Tracy Basford lives for her students. She has had a 24-year career in education and currently works as a reading and inclusion teacher at Altha Public School. Basford says the key to being a good teacher is having “mercy and grace,” with each and every student. While she has given a lot to her students, she feels they have given a lot to her, especially after she lost her husband to cancer in a matter of months. See her story below.
Tracy Basford said she has a secret to her 24 year career in education.
“I don’t come to work. I don’t look at it as work, I enjoy it, it’s almost who I am. They’re my babies,” Basford said.
Basford teaches reading and inclusion to 8-12th grade students at Altha Public School.
Basford said the inclusion curriculum is designed to target the student who may need more help in the classroom.
“Maybe a student may need one-on-one instruction versus whole group instructions, it eliminates the little gaps the child misses,” Basford said.
She adds that giving that extra support at times is not an easy task, but one that’s worthwhile.
“It just makes a big difference,” Basford said.
While Basford works to make a difference in the lives of her students, she says they have also done the same for her.
“You walk in and one of them has bought you a drink or a ‘Good Morning Mrs.Basford’ and that smile on their face, they help me too,” she said.
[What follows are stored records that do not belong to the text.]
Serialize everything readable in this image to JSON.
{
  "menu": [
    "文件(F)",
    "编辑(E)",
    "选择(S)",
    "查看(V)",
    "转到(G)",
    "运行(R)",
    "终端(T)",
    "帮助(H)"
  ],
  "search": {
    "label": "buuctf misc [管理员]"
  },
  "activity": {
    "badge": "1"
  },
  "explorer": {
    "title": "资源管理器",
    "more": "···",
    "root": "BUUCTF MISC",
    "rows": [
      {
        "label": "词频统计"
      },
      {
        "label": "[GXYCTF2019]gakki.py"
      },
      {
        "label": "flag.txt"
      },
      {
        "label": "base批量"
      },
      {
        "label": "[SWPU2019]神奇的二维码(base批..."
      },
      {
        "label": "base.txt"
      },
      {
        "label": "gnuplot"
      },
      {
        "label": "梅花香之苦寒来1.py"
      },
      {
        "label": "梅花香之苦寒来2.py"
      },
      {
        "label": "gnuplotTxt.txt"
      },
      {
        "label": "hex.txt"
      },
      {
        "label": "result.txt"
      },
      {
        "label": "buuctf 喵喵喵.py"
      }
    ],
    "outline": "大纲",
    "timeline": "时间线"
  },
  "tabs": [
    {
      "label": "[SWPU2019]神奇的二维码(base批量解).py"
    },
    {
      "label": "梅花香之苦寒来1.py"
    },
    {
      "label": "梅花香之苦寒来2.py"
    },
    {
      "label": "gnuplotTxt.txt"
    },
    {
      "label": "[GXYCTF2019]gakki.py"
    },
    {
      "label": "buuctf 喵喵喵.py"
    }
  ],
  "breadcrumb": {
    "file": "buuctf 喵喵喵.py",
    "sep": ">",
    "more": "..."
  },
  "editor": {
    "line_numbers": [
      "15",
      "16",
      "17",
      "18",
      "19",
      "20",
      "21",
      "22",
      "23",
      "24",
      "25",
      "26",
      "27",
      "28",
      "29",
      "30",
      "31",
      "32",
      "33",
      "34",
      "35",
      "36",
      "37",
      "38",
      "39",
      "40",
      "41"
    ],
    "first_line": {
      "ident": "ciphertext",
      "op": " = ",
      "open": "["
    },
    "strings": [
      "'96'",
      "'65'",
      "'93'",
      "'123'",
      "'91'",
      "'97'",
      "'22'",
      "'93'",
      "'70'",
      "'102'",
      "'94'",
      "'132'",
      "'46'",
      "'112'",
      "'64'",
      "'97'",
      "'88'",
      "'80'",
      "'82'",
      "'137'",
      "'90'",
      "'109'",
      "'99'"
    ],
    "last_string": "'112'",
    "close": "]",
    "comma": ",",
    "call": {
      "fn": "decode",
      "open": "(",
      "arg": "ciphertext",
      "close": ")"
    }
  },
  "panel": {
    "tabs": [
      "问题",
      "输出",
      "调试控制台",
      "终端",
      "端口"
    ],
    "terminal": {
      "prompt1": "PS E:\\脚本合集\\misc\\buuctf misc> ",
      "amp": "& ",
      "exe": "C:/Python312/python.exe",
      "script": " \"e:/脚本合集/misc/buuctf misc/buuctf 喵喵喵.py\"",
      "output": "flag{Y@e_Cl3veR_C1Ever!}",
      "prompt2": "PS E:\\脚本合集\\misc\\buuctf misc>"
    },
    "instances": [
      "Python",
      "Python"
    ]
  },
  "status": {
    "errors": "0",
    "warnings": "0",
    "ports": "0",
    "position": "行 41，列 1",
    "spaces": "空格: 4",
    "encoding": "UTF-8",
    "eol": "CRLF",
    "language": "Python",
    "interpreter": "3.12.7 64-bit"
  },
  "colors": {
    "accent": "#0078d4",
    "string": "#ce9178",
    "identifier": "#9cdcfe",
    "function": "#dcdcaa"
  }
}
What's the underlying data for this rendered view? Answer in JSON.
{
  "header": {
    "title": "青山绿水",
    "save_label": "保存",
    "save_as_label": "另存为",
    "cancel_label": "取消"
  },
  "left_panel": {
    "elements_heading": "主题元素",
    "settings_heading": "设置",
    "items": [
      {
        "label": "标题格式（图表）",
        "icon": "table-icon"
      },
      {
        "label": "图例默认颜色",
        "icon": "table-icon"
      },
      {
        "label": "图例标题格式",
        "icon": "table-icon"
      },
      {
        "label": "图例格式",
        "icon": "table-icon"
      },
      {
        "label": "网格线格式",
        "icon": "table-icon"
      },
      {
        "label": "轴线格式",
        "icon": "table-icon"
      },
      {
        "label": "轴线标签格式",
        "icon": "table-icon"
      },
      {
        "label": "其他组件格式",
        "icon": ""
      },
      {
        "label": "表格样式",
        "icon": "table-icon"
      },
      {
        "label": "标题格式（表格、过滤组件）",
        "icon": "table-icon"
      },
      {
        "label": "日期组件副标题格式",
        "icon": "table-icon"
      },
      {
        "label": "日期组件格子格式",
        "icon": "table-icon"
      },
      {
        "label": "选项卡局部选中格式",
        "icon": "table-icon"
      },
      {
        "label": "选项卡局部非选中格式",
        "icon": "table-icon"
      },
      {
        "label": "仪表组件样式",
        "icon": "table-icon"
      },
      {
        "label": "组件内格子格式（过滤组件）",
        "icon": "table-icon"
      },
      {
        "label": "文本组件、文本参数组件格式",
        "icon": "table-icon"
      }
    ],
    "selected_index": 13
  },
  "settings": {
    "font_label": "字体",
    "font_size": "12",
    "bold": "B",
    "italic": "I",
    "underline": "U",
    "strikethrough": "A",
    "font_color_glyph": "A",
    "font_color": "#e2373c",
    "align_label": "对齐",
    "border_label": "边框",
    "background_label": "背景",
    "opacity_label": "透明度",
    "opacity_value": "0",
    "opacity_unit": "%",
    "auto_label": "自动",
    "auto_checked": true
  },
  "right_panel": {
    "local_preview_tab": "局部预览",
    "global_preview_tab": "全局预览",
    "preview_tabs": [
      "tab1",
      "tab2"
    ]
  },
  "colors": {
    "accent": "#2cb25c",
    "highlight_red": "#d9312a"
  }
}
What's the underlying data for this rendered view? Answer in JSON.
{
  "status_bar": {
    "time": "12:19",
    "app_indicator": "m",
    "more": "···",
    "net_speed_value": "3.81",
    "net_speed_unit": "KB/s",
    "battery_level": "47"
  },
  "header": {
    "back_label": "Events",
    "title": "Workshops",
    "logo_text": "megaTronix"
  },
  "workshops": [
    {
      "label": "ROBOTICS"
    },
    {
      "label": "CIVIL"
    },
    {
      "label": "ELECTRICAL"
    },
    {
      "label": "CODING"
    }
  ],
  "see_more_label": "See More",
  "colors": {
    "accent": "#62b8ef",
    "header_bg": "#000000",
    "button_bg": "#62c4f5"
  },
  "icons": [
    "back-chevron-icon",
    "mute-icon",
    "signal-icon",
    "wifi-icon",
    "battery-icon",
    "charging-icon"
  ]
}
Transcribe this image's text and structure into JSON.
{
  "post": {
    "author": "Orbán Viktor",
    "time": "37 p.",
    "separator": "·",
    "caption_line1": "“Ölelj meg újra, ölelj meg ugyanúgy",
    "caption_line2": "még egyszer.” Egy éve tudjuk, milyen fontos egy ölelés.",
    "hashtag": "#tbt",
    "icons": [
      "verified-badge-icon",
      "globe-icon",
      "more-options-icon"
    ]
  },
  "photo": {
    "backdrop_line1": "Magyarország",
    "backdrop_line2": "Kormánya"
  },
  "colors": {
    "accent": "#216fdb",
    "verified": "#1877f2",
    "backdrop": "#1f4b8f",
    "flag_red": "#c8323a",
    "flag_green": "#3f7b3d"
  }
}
Especially this past school year, when Basford lost her husband of 33 years to esophageal cancer in a matter of months. Her husband, Glenn took his last breaths on Christmas day.
“He was my biggest encourager, and he was a big influence on pushing me to get my degree,” she said.
Basford said it was a struggle to get back into the classroom, but she did it for her students.
“The students are a big part of my world just like I try to be a big part of theirs,” she said.
Basford also has a philosophy for teaching, one she hopes to show every student she encounters.
“The world could stand a lot of grace and mercy, but if you come at a kid with a lot of grace and mercy and love that changes their whole world,” she said.
Those words also go beyond the classroom for Basford.
“I would laugh because Glenn would hear me pray every morning for me to show him grace when he just did not feel well at all,” she said.
As for being remarkable, Basford says she’s just doing her job.
“I just do what I do, ” she said.